Software and sales tax

Software and technology strive to make the difficult easy. The opposite can be true for sales tax on software; it’s frustratingly complex and a drain on resources. Tax laws lag behind the industry, forcing states to rely on outdated or arbitrary rules to tax or exempt digital goods, and only a few jurisdictions have clear guidelines on taxing software as a service (SaaS). Your customers can be virtually anywhere, which means you can have sales tax nexus everywhere. This perfect storm of inefficiency and risk is putting pressure on software CFOs and finance leaders to rethink their tax compliance strategy to align with growth goals.  

Software taxability — why software companies have it the hardest

Digital downloads, cloud access, streaming media. This is how software companies go to market today. While consumers and companies adapted to this change quickly, tax authorities are still several steps behind. Some states call out digital goods and services specifically in their tax laws. Others group digital goods in with taxable tangible personal property. And still others have yet to update their laws, leading to a gray area that complicates compliance even more for software companies just trying to get sales tax right. This map illustrates the 450+ ways software is taxed across the United States and the insurmountable headache and complexity that comes along with getting tax compliance right.

Nexus and the software seller

Physical presence is no longer the only benchmark for creating sales tax nexus. More than two dozen states now have affiliate and/or click-through nexus policies in place and some states have introduced economic nexus, which bases the obligation to register, collect, and remit sales tax solely on sales revenue or transaction volume. A recent survey of software financial executives found these three activities most likely to trigger nexus:

  • Hiring employees and contractors in remote offices
  • Selling digital products and services in the cloud
  • Breaking into new markets with new products

While common in many industries, software companies engage in these activities more frequently and at a faster pace, which can trigger new tax obligations and further complicate compliance.

Higher profile, higher risk

Visibility is good for growth, but it can also shine a bright, relentless spotlight on your company’s finances. During financing events and IPOs, investors look closely at how business is managed. Poor sales tax management practices or unfavorable audit outcomes can impact valuation, jeopardize funding, or even nullify deals. Companies with a higher profile and higher revenues also tend to be chosen for audits more often. Several states even have nexus discovery units within their tax revenue departments that scour public information to find companies that are not compliant with state laws. Educate yourself on the risks and how you can avoid undue scrutiny.

Software is the ultimate tax solution for software companies (big surprise, right?)

Software companies tend to grow rapidly. Their business is constantly changing, which means their tax obligations are constantly changing too.
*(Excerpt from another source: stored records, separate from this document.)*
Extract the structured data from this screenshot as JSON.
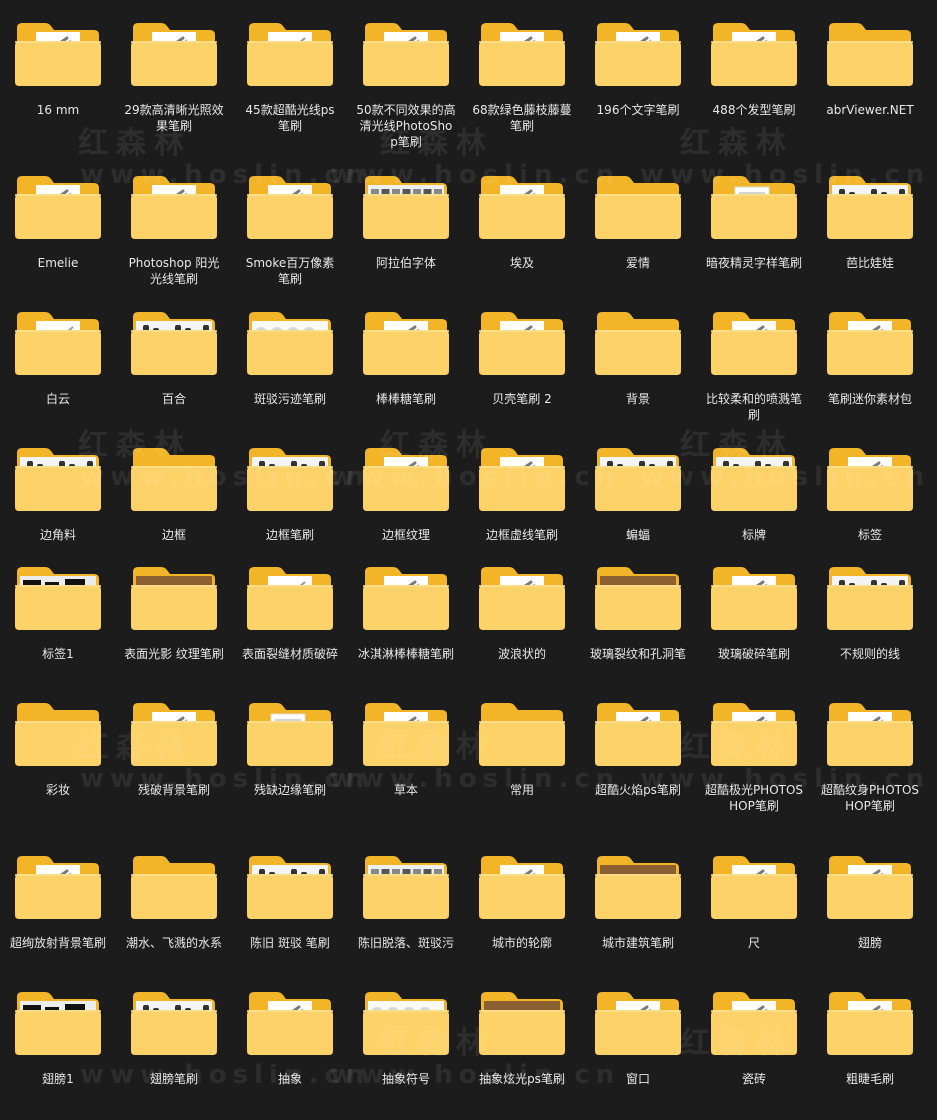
{
  "folders": [
    {
      "name": "16 mm",
      "thumb": "brush"
    },
    {
      "name": "29款高清晰光照效果笔刷",
      "thumb": "brush"
    },
    {
      "name": "45款超酷光线ps笔刷",
      "thumb": "green"
    },
    {
      "name": "50款不同效果的高清光线PhotoShop笔刷",
      "thumb": "brush"
    },
    {
      "name": "68款绿色藤枝藤蔓笔刷",
      "thumb": "brush"
    },
    {
      "name": "196个文字笔刷",
      "thumb": "brush"
    },
    {
      "name": "488个发型笔刷",
      "thumb": "brush"
    },
    {
      "name": "abrViewer.NET",
      "thumb": "none"
    },
    {
      "name": "Emelie",
      "thumb": "brush"
    },
    {
      "name": "Photoshop 阳光光线笔刷",
      "thumb": "brush"
    },
    {
      "name": "Smoke百万像素笔刷",
      "thumb": "brush"
    },
    {
      "name": "阿拉伯字体",
      "thumb": "swatches"
    },
    {
      "name": "埃及",
      "thumb": "brush"
    },
    {
      "name": "爱情",
      "thumb": "none"
    },
    {
      "name": "暗夜精灵字样笔刷",
      "thumb": "doc"
    },
    {
      "name": "芭比娃娃",
      "thumb": "figures"
    },
    {
      "name": "白云",
      "thumb": "green"
    },
    {
      "name": "百合",
      "thumb": "figures"
    },
    {
      "name": "斑驳污迹笔刷",
      "thumb": "blur"
    },
    {
      "name": "棒棒糖笔刷",
      "thumb": "brush"
    },
    {
      "name": "贝壳笔刷 2",
      "thumb": "brush"
    },
    {
      "name": "背景",
      "thumb": "none"
    },
    {
      "name": "比较柔和的喷溅笔刷",
      "thumb": "brush"
    },
    {
      "name": "笔刷迷你素材包",
      "thumb": "brush"
    },
    {
      "name": "边角料",
      "thumb": "figures"
    },
    {
      "name": "边框",
      "thumb": "none"
    },
    {
      "name": "边框笔刷",
      "thumb": "figures"
    },
    {
      "name": "边框纹理",
      "thumb": "brush"
    },
    {
      "name": "边框虚线笔刷",
      "thumb": "brush"
    },
    {
      "name": "蝙蝠",
      "thumb": "figures"
    },
    {
      "name": "标牌",
      "thumb": "figures"
    },
    {
      "name": "标签",
      "thumb": "brush"
    },
    {
      "name": "标签1",
      "thumb": "dark"
    },
    {
      "name": "表面光影 纹理笔刷",
      "thumb": "photo"
    },
    {
      "name": "表面裂缝材质破碎",
      "thumb": "green"
    },
    {
      "name": "冰淇淋棒棒糖笔刷",
      "thumb": "brush"
    },
    {
      "name": "波浪状的",
      "thumb": "brush"
    },
    {
      "name": "玻璃裂纹和孔洞笔",
      "thumb": "photo"
    },
    {
      "name": "玻璃破碎笔刷",
      "thumb": "brush"
    },
    {
      "name": "不规则的线",
      "thumb": "figures"
    },
    {
      "name": "彩妆",
      "thumb": "none"
    },
    {
      "name": "残破背景笔刷",
      "thumb": "brush"
    },
    {
      "name": "残缺边缘笔刷",
      "thumb": "doc"
    },
    {
      "name": "草本",
      "thumb": "brush"
    },
    {
      "name": "常用",
      "thumb": "none"
    },
    {
      "name": "超酷火焰ps笔刷",
      "thumb": "brush"
    },
    {
      "name": "超酷极光PHOTOSHOP笔刷",
      "thumb": "brush"
    },
    {
      "name": "超酷纹身PHOTOSHOP笔刷",
      "thumb": "brush"
    },
    {
      "name": "超绚放射背景笔刷",
      "thumb": "brush"
    },
    {
      "name": "潮水、飞溅的水系",
      "thumb": "none"
    },
    {
      "name": "陈旧 斑驳 笔刷",
      "thumb": "figures"
    },
    {
      "name": "陈旧脱落、斑驳污",
      "thumb": "swatches"
    },
    {
      "name": "城市的轮廓",
      "thumb": "brush"
    },
    {
      "name": "城市建筑笔刷",
      "thumb": "photo"
    },
    {
      "name": "尺",
      "thumb": "brush"
    },
    {
      "name": "翅膀",
      "thumb": "brush"
    },
    {
      "name": "翅膀1",
      "thumb": "dark"
    },
    {
      "name": "翅膀笔刷",
      "thumb": "figures"
    },
    {
      "name": "抽象",
      "thumb": "brush"
    },
    {
      "name": "抽象符号",
      "thumb": "blur"
    },
    {
      "name": "抽象炫光ps笔刷",
      "thumb": "photo"
    },
    {
      "name": "窗口",
      "thumb": "brush"
    },
    {
      "name": "瓷砖",
      "thumb": "brush"
    },
    {
      "name": "粗睫毛刷",
      "thumb": "brush"
    }
  ],
  "watermark": {
    "text": "红森林",
    "url": "www.hoslin.cn"
  },
  "colors": {
    "background": "#1c1c1c",
    "folder_back": "#f2b528",
    "folder_front": "#fdd268",
    "label": "#e8e8e8"
  }
}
Industry CFOs and controllers quickly realize they need a dynamic tax solution that can manage these changes efficiently without eating up resources. Manual back-end processes and outsourcing don’t have the agility and scale tax automation can provide. As a top 100 cloud company, Avalara is an expert in managing tax rules and regulations inherent to software and SaaS companies, and helps them achieve their compliance goals as they grow.